**Records for this exercise**
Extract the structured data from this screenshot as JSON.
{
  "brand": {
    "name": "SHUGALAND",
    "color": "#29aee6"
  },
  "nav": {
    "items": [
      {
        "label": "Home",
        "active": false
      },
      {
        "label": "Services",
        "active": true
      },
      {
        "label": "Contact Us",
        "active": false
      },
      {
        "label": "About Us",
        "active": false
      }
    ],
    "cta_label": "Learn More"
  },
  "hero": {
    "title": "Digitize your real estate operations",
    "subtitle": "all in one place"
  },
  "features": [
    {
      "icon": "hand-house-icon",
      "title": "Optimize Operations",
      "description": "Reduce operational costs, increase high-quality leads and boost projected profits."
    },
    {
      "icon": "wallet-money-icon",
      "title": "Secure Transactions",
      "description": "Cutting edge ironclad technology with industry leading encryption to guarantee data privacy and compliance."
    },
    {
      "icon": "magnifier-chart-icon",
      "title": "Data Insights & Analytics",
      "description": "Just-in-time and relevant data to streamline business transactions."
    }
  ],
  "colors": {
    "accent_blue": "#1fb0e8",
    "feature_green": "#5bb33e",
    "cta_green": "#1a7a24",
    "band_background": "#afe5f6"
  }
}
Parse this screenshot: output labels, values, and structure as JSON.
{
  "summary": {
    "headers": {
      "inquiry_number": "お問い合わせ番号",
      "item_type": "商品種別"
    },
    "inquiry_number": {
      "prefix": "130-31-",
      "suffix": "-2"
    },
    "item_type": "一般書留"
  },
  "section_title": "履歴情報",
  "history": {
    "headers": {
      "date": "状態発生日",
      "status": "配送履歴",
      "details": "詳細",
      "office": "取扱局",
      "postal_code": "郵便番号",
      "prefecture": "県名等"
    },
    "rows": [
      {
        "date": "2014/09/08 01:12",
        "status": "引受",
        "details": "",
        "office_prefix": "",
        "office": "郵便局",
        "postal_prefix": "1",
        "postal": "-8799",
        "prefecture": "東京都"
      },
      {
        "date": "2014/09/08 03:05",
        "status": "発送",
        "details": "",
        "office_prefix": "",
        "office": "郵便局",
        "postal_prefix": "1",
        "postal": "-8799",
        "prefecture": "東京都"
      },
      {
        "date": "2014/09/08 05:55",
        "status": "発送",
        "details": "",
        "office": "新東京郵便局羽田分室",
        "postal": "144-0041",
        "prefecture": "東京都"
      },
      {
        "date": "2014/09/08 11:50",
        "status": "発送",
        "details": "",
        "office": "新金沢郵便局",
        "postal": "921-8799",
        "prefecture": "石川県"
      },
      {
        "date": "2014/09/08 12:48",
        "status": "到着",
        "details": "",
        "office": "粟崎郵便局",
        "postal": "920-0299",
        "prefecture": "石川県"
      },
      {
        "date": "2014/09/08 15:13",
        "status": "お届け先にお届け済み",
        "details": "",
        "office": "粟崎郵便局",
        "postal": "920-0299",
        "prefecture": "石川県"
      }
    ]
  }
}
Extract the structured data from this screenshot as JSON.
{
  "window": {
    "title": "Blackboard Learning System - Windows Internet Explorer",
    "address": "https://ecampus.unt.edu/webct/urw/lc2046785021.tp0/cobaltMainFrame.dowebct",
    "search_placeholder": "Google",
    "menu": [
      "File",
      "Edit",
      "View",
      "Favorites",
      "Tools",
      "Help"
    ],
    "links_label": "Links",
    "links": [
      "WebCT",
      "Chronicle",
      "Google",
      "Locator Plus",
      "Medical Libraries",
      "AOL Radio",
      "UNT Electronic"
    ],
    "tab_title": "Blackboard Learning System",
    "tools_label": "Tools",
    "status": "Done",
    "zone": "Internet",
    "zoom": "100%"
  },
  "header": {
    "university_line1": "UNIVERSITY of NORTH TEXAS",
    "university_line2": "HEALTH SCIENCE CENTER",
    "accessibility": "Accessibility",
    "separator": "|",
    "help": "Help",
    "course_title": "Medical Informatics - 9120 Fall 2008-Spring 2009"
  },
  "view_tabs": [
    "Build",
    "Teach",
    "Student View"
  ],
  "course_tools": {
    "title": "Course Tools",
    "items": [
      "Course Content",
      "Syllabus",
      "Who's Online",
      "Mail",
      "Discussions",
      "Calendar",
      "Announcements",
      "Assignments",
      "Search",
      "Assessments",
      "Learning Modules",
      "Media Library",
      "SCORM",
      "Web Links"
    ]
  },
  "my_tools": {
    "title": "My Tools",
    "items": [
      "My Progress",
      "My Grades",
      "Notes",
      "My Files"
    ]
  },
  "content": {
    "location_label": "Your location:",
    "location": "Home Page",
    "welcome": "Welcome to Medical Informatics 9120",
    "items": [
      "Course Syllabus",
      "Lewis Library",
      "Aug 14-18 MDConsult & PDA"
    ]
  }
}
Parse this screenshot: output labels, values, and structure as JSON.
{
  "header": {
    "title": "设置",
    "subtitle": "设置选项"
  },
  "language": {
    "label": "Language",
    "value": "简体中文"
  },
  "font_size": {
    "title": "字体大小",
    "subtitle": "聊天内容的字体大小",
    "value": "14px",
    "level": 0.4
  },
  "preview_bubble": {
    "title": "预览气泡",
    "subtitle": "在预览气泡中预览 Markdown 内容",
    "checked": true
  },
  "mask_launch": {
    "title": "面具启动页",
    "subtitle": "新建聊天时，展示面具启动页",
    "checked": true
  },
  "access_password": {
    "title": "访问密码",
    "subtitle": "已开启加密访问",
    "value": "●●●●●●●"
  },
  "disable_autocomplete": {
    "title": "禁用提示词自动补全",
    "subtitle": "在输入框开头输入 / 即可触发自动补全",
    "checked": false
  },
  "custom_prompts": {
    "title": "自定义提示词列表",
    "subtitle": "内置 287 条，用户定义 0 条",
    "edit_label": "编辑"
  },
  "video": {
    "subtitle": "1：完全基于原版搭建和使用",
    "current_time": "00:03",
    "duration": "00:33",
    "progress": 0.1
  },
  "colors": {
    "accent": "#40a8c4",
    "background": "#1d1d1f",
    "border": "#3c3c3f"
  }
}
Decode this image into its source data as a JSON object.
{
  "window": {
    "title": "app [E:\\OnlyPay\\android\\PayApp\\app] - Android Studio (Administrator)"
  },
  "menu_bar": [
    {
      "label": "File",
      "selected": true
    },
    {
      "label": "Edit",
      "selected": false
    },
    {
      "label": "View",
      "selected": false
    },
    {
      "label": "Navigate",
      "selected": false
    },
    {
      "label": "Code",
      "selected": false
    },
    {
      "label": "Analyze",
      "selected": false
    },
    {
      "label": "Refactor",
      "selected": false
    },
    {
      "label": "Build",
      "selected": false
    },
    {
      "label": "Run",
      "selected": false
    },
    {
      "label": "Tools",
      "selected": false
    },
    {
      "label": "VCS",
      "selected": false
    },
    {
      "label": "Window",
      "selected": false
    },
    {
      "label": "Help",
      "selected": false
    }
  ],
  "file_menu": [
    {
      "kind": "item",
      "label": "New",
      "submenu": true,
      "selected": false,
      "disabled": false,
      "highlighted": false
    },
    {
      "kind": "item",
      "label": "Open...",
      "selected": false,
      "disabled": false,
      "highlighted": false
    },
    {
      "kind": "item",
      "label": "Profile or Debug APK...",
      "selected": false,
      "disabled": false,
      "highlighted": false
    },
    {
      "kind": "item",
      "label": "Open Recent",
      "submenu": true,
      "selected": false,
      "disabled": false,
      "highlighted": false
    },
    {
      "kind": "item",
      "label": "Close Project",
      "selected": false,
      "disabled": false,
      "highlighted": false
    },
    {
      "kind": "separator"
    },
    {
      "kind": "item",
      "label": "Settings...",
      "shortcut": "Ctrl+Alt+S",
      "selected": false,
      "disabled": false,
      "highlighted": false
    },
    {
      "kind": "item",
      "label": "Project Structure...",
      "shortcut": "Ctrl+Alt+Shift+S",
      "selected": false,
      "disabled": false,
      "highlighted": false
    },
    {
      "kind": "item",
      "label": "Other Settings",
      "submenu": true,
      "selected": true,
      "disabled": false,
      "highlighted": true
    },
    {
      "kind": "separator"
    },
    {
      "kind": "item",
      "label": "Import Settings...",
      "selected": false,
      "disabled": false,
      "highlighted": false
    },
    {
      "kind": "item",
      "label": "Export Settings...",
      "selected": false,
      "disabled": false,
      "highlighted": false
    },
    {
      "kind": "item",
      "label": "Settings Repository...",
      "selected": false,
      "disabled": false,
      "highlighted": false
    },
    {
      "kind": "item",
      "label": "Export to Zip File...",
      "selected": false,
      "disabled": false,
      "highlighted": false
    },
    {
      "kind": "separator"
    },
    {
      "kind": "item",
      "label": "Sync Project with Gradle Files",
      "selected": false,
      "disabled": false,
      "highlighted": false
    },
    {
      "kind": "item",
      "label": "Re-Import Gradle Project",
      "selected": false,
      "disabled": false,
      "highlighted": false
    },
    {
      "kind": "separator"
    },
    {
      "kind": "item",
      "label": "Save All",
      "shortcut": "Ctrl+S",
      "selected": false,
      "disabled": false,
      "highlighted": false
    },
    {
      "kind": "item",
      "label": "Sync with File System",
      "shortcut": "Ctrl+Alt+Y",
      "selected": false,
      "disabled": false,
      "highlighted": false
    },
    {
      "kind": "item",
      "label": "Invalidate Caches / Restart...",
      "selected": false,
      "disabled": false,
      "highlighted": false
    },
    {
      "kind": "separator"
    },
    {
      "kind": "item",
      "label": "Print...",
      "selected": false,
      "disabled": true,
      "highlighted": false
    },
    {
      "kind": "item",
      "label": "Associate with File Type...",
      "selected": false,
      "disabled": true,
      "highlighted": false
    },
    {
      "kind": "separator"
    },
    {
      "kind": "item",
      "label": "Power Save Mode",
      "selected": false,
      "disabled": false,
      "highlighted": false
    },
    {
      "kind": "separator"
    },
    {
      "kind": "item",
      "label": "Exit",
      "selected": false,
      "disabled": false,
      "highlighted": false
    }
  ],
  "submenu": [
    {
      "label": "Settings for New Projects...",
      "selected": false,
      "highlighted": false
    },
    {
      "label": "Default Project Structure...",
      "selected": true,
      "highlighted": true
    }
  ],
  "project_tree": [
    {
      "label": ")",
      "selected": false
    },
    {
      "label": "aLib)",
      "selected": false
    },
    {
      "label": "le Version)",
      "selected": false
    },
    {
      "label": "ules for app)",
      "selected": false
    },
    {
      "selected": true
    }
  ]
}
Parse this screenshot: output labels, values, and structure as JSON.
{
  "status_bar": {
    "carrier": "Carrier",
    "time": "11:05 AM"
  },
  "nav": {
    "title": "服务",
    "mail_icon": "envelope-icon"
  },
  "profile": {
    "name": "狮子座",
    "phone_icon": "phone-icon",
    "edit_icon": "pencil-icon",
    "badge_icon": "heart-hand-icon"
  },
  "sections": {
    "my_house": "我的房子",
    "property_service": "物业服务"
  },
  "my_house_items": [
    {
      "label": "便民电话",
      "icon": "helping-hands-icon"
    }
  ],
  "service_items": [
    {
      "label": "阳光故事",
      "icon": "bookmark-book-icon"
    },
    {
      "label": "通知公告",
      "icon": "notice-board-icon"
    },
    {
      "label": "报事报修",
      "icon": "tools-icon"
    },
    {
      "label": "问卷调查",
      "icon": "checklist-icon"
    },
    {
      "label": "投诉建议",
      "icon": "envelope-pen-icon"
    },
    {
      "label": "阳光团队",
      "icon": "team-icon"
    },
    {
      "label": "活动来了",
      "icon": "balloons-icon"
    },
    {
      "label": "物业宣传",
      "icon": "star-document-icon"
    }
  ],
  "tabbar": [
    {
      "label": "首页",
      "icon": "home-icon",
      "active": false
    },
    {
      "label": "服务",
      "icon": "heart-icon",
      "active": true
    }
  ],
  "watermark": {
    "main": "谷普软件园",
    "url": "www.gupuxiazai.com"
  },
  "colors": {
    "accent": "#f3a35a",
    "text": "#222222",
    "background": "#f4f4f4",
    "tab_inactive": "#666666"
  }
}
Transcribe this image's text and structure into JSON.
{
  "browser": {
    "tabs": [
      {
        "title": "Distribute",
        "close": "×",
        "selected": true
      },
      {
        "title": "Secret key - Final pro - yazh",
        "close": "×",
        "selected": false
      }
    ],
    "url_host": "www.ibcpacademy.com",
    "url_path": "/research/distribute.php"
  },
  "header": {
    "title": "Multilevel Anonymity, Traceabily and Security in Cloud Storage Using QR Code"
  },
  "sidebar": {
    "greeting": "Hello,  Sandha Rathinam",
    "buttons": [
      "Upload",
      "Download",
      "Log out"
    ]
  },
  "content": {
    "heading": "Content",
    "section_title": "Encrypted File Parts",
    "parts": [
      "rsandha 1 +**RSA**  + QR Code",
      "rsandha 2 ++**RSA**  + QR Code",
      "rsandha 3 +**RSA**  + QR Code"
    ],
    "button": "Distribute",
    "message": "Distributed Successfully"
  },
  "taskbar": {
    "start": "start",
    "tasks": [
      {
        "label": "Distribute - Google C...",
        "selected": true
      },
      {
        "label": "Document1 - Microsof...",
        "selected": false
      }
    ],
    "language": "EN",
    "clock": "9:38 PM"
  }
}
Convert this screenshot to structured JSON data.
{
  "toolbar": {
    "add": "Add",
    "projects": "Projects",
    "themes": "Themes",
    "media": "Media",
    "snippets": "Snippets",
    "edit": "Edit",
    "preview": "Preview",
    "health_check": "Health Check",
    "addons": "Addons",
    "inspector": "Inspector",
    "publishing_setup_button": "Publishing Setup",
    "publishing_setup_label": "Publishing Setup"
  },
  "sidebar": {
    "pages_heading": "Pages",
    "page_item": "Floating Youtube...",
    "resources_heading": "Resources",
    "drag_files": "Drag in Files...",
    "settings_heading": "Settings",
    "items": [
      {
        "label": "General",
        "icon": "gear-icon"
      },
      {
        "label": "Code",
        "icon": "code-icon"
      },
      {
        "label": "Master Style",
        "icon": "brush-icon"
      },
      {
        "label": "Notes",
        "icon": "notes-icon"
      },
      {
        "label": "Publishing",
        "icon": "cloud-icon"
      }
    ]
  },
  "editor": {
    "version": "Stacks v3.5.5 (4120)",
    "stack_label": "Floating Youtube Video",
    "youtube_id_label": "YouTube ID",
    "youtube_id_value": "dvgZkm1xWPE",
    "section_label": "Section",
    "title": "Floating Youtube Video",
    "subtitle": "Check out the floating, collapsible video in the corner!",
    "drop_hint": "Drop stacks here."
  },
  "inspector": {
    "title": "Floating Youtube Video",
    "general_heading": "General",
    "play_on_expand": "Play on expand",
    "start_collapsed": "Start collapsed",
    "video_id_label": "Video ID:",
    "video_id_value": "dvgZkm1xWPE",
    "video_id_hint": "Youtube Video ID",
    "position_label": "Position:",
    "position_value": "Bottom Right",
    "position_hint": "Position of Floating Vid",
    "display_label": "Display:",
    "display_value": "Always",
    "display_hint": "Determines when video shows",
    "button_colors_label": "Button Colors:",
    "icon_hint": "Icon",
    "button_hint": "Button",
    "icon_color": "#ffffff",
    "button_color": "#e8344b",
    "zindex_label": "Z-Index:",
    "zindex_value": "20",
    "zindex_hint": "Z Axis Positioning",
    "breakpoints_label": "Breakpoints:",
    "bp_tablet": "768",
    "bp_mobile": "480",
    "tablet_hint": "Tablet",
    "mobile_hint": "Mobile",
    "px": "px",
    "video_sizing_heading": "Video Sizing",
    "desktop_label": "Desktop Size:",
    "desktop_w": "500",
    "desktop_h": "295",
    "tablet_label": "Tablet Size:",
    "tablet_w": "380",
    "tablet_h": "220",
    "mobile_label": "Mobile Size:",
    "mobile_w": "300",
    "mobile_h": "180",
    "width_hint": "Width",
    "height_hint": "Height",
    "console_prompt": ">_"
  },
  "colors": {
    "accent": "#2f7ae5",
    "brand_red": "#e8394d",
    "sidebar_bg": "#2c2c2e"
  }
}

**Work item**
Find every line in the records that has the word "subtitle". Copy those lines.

**Answer space**
    "subtitle": "all in one place"
    "subtitle": "设置选项"
    "subtitle": "聊天内容的字体大小",
    "subtitle": "在预览气泡中预览 Markdown 内容",
    "subtitle": "新建聊天时，展示面具启动页",
    "subtitle": "已开启加密访问",
    "subtitle": "在输入框开头输入 / 即可触发自动补全",
    "subtitle": "内置 287 条，用户定义 0 条",
    "subtitle": "1：完全基于原版搭建和使用",
    "subtitle": "Check out the floating, collapsible video in the corner!",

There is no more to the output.